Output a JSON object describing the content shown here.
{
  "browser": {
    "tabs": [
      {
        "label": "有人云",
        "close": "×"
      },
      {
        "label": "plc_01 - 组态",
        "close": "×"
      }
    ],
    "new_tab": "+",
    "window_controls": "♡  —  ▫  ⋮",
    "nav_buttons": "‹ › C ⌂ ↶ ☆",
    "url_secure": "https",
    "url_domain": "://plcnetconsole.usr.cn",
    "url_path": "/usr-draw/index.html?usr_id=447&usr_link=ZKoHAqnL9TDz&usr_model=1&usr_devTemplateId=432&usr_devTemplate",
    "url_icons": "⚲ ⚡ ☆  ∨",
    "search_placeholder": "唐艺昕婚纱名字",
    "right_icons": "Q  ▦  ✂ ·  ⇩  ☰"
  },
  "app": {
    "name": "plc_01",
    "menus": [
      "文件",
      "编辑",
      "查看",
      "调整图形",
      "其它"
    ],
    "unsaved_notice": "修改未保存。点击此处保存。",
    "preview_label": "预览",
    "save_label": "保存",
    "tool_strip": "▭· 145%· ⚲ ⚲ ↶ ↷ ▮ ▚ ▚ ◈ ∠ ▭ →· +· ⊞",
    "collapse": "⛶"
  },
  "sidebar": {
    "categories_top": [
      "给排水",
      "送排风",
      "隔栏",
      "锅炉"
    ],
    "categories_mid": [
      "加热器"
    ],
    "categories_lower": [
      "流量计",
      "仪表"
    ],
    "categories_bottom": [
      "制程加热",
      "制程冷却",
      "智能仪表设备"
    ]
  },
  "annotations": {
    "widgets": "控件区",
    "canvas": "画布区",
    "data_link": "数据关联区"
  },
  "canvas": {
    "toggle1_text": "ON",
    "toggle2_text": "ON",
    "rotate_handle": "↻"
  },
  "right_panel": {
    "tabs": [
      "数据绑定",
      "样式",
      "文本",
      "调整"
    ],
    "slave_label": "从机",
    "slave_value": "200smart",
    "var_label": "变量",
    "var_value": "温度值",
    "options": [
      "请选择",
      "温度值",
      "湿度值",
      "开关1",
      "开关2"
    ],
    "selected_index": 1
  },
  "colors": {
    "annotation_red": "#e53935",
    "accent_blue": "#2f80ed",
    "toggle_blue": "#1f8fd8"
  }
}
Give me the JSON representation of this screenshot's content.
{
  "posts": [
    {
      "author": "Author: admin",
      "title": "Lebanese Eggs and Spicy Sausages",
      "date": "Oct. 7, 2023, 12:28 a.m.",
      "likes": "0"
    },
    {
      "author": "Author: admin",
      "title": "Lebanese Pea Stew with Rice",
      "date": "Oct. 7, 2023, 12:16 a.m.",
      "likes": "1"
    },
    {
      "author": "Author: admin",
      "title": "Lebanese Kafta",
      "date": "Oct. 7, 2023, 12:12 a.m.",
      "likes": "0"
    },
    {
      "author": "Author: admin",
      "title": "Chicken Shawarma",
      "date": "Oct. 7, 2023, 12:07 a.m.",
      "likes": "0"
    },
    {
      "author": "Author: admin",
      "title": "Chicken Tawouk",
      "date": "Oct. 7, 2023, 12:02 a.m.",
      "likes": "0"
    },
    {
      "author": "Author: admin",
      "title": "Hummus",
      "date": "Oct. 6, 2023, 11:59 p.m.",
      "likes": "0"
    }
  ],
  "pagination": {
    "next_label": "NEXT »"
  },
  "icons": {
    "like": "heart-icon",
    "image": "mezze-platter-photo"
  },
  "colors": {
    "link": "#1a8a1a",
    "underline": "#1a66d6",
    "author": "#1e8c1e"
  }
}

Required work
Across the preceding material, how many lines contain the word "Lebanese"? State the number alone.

Response for this exercise
3